The final irony is that the PTA wants me to join them. First, the pleas came via email for more moms to join. My son’s class had less participation within the PTA than the other classrooms. “We need a better showing to keep up with the other classrooms, and won’t you please join?” There was apparently a competitive element of some sort occurring among the classrooms. Mothers discussed it at pick up. “Are you going to join?” says one. “I don’t know, I guess so,” says the other. And then I was bribed, promised by one of the members that if I joined I would receive perks unavailable to non-PTA members. Coupons to local amusement parks would be gifted to me. “Really, you should join,” she coaxed. These woman obviously don’t know with whom they are pleading, as I am honestly the last person they want on their PTA. Interestingly, I harbor a great deal of admiration as I envision them in groups carrying clipboards in one hand and a plate of home baked cupcakes balanced on the palms of the other. Obviously, they are able to manage their own households and design campaigns against drug use, tied prettily with red ribbons while seamlessly detailing the evening’s events for the upcoming Fall Festival. Simultaneous achievements I could fantasize about and even aspire to, but never comfortably accomplish. I am consciously aware of my limitations and where my actual talents lie.
But even with my admiration in tact I can’t help but ignore and admit that the PTA conjures Hollywood projected images of the traditional Italian mob from the far reaches of my subconscious, as the suggestions to join are always fraught with meaning, undertones of greater implications. Under the promises of belonging, and camaraderie is always the subtext, and possible ramifications, questioning your commitment to the school, the community, and your child if you were, on the off chance, to say, “no.” As a stay at home mom in our child-based suburb, why on earth wouldn’t you join the PTA? That is if you love your child and care about their education? You do, don’t you?
As time goes by, I hold my ground, not having volunteered and not having joined. Not having signed any sign-ups, I lay low and have begun to tread more cautiously as I travel down the cleaning isle on my weekly trips to Target.

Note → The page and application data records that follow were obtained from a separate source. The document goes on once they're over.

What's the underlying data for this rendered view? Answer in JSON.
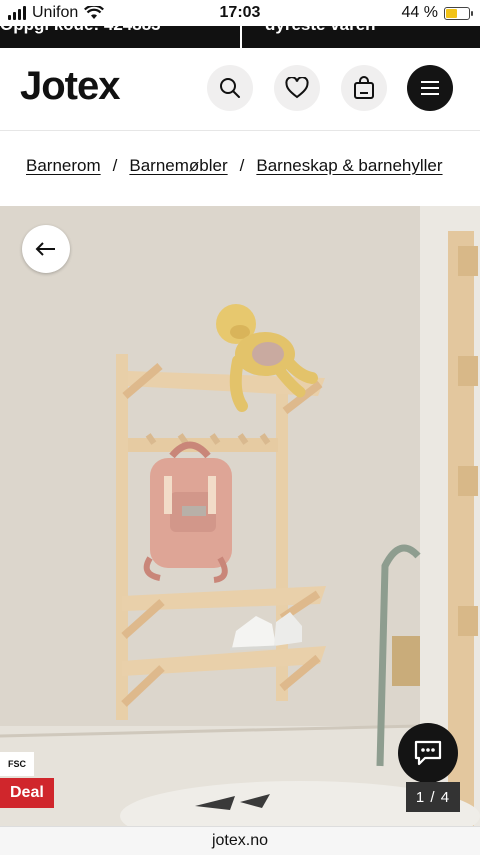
{
  "status": {
    "carrier": "Unifon",
    "time": "17:03",
    "battery_text": "44 %",
    "battery_level": 0.44
  },
  "promo": {
    "left_text": "Oppgi kode: 424883",
    "right_text": "dyreste varen"
  },
  "header": {
    "logo": "Jotex",
    "icons": [
      "search-icon",
      "heart-icon",
      "bag-icon",
      "menu-icon"
    ]
  },
  "breadcrumb": {
    "items": [
      "Barnerom",
      "Barnemøbler",
      "Barneskap & barnehyller"
    ],
    "separator": "/"
  },
  "gallery": {
    "fsc": "FSC",
    "deal": "Deal",
    "counter": "1 / 4"
  },
  "browser": {
    "url": "jotex.no"
  },
  "colors": {
    "deal": "#d0262c",
    "brand": "#111111",
    "wall": "#dcd6cc",
    "wood": "#e8cfa8"
  }
}
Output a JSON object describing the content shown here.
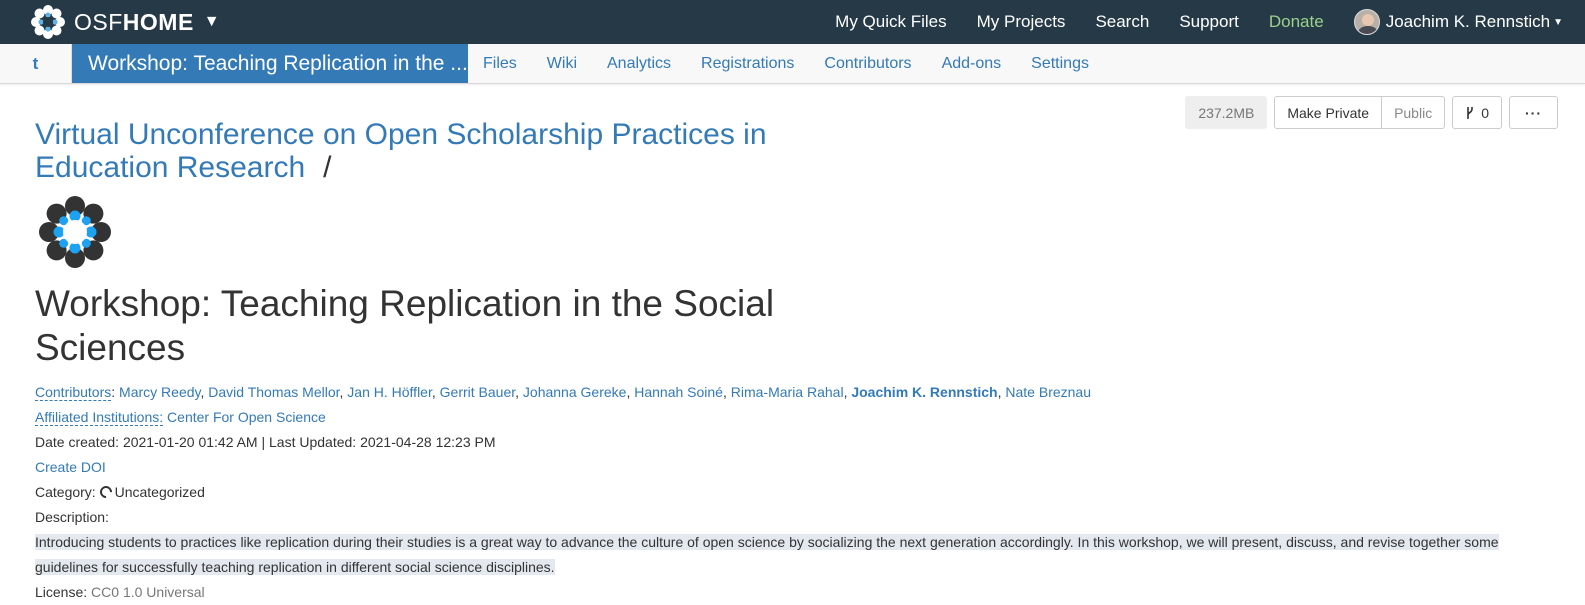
{
  "topnav": {
    "brand_osf": "OSF",
    "brand_home": "HOME",
    "links": [
      "My Quick Files",
      "My Projects",
      "Search",
      "Support"
    ],
    "donate": "Donate",
    "user_name": "Joachim K. Rennstich"
  },
  "subnav": {
    "parent_label": "t",
    "project_tab": "Workshop: Teaching Replication in the ...",
    "links": [
      "Files",
      "Wiki",
      "Analytics",
      "Registrations",
      "Contributors",
      "Add-ons",
      "Settings"
    ]
  },
  "toolbar": {
    "size": "237.2MB",
    "make_private": "Make Private",
    "public": "Public",
    "fork_count": "0",
    "more": "···"
  },
  "parent_project": {
    "title": "Virtual Unconference on Open Scholarship Practices in Education Research",
    "slash": "/"
  },
  "project": {
    "title": "Workshop: Teaching Replication in the Social Sciences",
    "contributors_label": "Contributors",
    "contributors": [
      "Marcy Reedy",
      "David Thomas Mellor",
      "Jan H. Höffler",
      "Gerrit Bauer",
      "Johanna Gereke",
      "Hannah Soiné",
      "Rima-Maria Rahal",
      "Joachim K. Rennstich",
      "Nate Breznau"
    ],
    "affiliated_label": "Affiliated Institutions:",
    "affiliated_value": "Center For Open Science",
    "date_created": "Date created: 2021-01-20 01:42 AM | Last Updated: 2021-04-28 12:23 PM",
    "create_doi": "Create DOI",
    "category_label": "Category:",
    "category_value": "Uncategorized",
    "description_label": "Description:",
    "description": "Introducing students to practices like replication during their studies is a great way to advance the culture of open science by socializing the next generation accordingly. In this workshop, we will present, discuss, and revise together some guidelines for successfully teaching replication in different social science disciplines.",
    "license_label": "License:",
    "license_value": "CC0 1.0 Universal"
  }
}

I wonder if this will be the week that an anonymously hard swung Swiffer takes me out from behind. I will lie on the floor of the Target, temporarily unconscious with the seemingly innocuous and yet really so ingenious and convenient Swiffer, a miracle of modern innovation lying at my side. No permanent damage done, but the message clear. No one will have seen a thing. That is if my son doesn’t take me out first.